By John Thawite and Taddeo Bwambale
TWO new-born babies and a 77 year-old woman died on Thursday in a stampede at Kilembe Mines Hospital, as patients fled the hospital to escape approaching floods.
Two other unidentified people's bodies were seen floating down River Nyamwamba by eyewitnesses, although authorities had not identified them by press time.
The floods that hit the area at around 9.30 am on Thursday, cut off the Katiri -Kyanzuki road, which leads to the main Kilembe Mines offices and Kyanzuki.
One of the deceased (elderly woman) identified as Lucia Bwongereze, a resident of Ibanda, Bugoye Sub-County, had tried to run but fell and was stepped on by other patients.
Bwongereze, who had been receiving treatment for acute malaria, due to be discharged later on Thursday, according to Kilembe Mines Hospital's Medical Superintendent, Dr Edward Wefula.
The two babies, two and four days old, were in the intensive care unit and died as hospital staff struggled to evacuate them.
Kilembe Hospital closed
By last evening, Kilembe Hospital had been temporarily closed, pending an assessment by authorities, the health ministry's spokesperson, Rukia Nakamatte confirmed.
Dr Edward Wefula told New Vision that 195 in-patients who were admitted at the hospital were evacuated to nearby government health facilities.
Some of the patients were taken to Kasese Municipality Health Centre III, St Paul's Medical Centre and Bishop Masereka Medical Centre and Kagando Hospital.
In May last year, Kasese district was hit by floods that left seven people dead, 17 bridges swept and Kilembe Mines Hospital structures and equipment destroyed.
Kilembe Mines Hospital was affected by the floods which engulfed wards and destroyed medical equipment, forcing services to be temporarily suspended.
The latest floods hit the district just seven days after the district held a church service at Kilembe memory of last year's, floods.
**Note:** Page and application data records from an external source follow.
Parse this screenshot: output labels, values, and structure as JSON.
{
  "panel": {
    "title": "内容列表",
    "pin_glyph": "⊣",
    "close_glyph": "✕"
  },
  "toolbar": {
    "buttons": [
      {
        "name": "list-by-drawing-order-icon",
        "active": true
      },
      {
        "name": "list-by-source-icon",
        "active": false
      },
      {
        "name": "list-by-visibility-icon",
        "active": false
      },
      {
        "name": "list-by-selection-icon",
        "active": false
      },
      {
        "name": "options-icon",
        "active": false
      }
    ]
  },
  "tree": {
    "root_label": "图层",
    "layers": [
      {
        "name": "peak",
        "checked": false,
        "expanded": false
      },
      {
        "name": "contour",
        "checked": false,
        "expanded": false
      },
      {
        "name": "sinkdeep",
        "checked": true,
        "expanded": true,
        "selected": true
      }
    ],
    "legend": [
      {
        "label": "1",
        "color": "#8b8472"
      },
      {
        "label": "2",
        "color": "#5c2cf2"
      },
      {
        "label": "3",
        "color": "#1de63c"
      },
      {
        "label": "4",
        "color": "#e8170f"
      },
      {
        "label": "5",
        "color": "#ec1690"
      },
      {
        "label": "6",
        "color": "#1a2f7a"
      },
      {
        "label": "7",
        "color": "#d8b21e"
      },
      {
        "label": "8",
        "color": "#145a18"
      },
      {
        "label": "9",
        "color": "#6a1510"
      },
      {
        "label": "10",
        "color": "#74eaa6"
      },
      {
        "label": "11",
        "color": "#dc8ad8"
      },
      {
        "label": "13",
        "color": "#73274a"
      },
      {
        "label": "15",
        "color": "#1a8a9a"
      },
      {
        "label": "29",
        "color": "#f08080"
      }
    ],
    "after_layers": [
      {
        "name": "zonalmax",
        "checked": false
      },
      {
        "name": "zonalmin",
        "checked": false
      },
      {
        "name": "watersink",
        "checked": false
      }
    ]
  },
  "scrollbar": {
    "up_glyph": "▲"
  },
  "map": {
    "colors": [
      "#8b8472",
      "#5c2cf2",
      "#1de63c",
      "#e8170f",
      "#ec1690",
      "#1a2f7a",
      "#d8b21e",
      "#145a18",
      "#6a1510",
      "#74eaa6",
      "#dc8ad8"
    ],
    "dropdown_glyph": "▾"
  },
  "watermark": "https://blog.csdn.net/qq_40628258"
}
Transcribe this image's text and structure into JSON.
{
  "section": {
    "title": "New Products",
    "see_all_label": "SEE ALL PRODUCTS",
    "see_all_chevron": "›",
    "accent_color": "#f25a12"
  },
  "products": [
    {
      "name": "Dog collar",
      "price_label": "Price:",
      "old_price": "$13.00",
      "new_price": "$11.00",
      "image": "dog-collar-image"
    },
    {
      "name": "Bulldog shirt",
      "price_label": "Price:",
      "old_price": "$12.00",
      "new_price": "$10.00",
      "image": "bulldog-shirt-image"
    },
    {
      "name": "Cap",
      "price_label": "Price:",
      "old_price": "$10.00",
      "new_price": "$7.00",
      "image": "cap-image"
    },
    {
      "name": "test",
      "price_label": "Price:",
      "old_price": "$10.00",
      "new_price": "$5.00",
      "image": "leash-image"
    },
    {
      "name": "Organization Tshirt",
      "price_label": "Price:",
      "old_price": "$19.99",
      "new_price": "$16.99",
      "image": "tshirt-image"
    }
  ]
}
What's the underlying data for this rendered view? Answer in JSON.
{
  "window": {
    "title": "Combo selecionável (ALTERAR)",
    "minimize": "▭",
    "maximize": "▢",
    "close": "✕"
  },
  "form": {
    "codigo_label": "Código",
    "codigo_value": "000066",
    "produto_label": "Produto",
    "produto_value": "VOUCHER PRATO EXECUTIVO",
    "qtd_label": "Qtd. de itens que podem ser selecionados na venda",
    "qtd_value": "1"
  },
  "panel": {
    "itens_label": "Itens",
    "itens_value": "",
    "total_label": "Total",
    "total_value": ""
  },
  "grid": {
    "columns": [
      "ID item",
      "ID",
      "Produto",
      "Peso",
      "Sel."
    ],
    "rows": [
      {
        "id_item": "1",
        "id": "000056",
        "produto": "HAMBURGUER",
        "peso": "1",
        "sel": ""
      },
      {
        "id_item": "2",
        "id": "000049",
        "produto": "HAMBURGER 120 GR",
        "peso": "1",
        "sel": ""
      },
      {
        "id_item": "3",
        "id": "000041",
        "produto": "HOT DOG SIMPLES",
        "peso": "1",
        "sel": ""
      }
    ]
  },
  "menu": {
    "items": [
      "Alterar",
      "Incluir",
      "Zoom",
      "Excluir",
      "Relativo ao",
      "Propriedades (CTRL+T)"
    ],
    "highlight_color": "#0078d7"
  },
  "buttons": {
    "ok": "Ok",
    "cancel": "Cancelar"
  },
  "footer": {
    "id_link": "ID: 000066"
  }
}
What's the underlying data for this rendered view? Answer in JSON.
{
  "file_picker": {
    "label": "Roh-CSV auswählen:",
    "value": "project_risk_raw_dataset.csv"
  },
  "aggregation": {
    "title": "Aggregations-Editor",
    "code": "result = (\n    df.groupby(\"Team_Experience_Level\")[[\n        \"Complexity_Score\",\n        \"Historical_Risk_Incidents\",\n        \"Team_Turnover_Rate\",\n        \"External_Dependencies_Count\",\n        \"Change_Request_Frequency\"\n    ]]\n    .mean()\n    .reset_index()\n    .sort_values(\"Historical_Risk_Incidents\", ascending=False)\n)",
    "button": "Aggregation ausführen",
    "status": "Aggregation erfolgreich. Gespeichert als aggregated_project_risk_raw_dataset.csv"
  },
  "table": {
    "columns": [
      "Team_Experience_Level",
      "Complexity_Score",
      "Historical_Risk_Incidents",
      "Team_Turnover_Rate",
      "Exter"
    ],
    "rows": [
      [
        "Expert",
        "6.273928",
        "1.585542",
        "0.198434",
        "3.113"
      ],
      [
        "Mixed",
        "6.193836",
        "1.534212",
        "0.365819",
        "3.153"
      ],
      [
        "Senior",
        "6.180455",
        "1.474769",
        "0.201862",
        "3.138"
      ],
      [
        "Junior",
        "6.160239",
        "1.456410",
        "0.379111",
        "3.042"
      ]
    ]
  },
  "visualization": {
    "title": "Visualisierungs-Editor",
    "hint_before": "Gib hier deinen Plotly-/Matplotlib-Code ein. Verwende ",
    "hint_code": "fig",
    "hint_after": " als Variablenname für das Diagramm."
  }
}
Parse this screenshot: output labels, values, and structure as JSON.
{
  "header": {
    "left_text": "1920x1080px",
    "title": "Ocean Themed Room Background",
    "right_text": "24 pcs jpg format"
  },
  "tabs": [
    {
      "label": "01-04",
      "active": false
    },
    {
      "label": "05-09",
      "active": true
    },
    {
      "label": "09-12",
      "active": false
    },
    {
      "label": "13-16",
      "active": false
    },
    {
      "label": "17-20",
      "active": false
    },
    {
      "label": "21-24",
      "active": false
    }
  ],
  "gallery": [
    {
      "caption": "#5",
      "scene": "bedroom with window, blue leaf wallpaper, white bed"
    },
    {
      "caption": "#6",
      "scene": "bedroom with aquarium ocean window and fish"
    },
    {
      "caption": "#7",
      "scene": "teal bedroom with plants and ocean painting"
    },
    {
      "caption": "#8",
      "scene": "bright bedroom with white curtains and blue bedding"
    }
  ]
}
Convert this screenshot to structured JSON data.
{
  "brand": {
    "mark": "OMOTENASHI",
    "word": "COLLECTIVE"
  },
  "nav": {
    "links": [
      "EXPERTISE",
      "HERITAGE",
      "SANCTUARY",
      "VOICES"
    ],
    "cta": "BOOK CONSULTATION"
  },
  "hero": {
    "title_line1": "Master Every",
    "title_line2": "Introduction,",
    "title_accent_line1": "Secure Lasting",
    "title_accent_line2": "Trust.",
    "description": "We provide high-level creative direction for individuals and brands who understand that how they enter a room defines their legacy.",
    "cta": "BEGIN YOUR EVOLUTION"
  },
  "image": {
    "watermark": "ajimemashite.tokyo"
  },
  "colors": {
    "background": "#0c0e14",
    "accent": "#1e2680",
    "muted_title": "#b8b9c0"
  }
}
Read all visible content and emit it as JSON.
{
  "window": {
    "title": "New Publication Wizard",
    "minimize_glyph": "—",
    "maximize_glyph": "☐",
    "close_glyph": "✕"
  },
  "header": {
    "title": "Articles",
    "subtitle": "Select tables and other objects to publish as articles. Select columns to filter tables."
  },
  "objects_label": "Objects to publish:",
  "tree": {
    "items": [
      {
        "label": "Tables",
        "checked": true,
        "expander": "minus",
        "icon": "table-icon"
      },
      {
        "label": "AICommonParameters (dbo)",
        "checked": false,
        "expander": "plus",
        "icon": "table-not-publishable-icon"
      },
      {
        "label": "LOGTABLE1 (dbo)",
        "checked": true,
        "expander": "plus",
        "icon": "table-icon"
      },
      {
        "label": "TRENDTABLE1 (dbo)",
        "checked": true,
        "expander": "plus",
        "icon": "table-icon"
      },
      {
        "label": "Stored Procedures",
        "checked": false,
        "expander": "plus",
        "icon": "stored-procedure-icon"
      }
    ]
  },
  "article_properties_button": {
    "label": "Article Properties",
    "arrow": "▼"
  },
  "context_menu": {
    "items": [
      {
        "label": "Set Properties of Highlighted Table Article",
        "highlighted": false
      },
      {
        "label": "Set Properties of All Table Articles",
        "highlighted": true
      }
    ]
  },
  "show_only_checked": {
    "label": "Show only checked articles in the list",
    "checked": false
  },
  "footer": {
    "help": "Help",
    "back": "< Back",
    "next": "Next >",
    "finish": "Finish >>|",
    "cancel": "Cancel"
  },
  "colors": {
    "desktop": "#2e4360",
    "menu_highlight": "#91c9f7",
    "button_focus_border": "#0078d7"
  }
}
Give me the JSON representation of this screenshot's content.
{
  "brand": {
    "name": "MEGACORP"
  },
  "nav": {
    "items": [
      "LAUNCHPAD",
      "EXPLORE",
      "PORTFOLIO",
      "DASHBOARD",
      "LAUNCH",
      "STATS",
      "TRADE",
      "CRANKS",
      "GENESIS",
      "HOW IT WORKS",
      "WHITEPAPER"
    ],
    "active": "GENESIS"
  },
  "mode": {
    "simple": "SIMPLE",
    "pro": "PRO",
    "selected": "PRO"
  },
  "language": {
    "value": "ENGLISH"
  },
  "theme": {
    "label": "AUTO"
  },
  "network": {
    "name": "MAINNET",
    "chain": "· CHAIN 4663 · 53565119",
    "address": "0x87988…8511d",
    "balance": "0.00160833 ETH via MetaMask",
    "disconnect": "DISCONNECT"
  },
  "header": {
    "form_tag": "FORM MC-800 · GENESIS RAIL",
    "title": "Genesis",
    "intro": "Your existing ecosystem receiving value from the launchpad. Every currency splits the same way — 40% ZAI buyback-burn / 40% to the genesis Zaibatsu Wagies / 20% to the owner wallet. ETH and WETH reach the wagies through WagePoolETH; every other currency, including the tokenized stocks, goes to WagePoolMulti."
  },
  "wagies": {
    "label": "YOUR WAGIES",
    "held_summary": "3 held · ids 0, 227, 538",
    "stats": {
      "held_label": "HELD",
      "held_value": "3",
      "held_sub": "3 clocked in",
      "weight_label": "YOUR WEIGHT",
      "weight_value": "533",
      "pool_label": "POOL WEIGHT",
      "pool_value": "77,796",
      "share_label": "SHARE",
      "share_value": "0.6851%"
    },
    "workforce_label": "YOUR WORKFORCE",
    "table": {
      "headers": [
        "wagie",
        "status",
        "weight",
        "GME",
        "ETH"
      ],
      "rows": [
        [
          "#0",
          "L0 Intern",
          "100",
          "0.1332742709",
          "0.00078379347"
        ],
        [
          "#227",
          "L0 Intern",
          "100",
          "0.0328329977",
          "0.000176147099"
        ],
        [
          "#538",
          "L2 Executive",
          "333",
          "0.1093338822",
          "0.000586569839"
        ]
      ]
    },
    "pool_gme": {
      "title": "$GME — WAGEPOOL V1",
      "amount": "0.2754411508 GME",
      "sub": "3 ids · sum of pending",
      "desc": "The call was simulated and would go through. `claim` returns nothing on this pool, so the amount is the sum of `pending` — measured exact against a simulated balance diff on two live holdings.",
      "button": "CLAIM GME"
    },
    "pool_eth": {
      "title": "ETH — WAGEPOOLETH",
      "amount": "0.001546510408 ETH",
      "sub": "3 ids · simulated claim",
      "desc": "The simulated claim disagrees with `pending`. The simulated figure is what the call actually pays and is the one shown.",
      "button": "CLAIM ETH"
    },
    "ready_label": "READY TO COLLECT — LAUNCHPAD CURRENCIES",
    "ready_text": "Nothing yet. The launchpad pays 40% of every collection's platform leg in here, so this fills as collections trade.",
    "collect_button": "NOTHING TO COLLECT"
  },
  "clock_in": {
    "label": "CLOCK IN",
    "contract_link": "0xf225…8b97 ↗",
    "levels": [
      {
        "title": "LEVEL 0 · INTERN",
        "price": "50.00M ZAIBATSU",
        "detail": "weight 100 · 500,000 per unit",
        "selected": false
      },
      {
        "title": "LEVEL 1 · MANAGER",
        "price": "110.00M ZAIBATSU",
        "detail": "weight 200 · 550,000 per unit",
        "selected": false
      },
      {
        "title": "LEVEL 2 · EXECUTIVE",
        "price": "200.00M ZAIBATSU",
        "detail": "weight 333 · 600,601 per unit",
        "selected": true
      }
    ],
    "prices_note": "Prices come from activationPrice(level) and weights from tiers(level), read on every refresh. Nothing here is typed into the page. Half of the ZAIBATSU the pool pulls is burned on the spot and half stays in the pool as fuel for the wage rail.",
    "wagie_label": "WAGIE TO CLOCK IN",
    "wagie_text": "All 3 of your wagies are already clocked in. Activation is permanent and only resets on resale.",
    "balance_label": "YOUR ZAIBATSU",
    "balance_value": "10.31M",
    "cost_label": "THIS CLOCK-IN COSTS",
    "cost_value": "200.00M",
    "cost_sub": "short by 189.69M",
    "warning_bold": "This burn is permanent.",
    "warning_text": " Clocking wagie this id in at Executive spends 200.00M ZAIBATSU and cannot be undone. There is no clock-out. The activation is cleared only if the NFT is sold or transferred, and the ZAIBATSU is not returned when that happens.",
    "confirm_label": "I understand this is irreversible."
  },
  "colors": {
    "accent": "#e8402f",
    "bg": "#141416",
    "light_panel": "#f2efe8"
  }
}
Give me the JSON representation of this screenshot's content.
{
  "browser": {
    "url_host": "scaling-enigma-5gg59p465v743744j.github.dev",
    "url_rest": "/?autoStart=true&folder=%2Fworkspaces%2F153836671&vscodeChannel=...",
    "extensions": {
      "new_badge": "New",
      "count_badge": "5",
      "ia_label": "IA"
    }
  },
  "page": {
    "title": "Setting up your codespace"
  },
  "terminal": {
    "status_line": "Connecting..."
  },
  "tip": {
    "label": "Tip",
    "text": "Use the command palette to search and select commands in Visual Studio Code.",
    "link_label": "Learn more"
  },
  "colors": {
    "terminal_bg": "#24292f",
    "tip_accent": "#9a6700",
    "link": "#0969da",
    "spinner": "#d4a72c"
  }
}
Residents prayed to God requesting that incident does not again.
Patients were thrown into panic when water flowed towards the hospital buildings, although it did not enter, the District Health Officer, Dr Peter Mukobi, explained.
Wilson Asaba, the Assistant Chief Administrative Officer (CAO) and focal person on disaster said the district had urgent need for a tractor-bulldozer to deepen the course of River Nyamwamba in order to restrain floods.
"We appeal to central government and partners for the equipment to help us deepen the river bed and remove the boulders for water to retrained," Asaba explained.
All the houses in Kanyaruboga village were flooded, forcing residents to scamper in various directions. Some escaped via a hill overlooking Kanyaruboga village.
Margaret Biira, a mother of eight children blamed government for having done little to avert the disaster since last year. Some parts of Kilembe, Kasese town and surrounding areas were cut off by the floods although no casualties had been recorded by last evening.
However, Police was by press time struggling to rescue one person who had been trapped by the flooding River Nyamwamba. The district police commander Kasese Michael Musani Sabilah identified the victim only as Masumbuko.
Simultaneous floods also destroyed the bridges at Rivers Kithakena and Nyamughasani in Maliba and Kyalumba sub-counties respectively.
At a district emergency meeting held at Kilembe yesterday, the district leaders regretted the incident saying their efforts to tame the river were frustrated by lack of suitable equipment.
Along with district authorities, the Police Fire brigade moved to several areas to rescue residents and property as thick rain clouds built up further in the mountains.
Mine offices closed
By press time offices for Kilembe Mines Ltd and Tibet Hima mining company in Kanyaruboga were inaccessible and staff had sought refuge down in Kasese town.
Alex Byaruhanga, the Kilembe Mines Chief Accountant narrated that the mining company's administrative offices were flooded, forcing a group of Chinese to flee via a village path.
Two classrooms at Bulembia Primary School, a foot bridge constructed at Kyanzuki after last year's floods and a newly renovated tarmac road between Katiri and Bulembia.
A pupil at the school who walked the 12 kilometre distance from the Kyanzuki to Kasese town with her mother, father and three siblings said: "We have nowhere to study from since our school has been razed down like the Nurses village was last year."
Last month, the Department of Meteorology warned that most parts of the country would experience adverse weather in the months of April and May.
According to the weather forecast, the rain season is expected to peak in mid-May and reduce in early June, with western Uganda districts receiving near-normal to above normal rains.
State minister for relief and disaster preparedness, Musa Ecweru said Government was assessing the emergency and support to the district was being considered.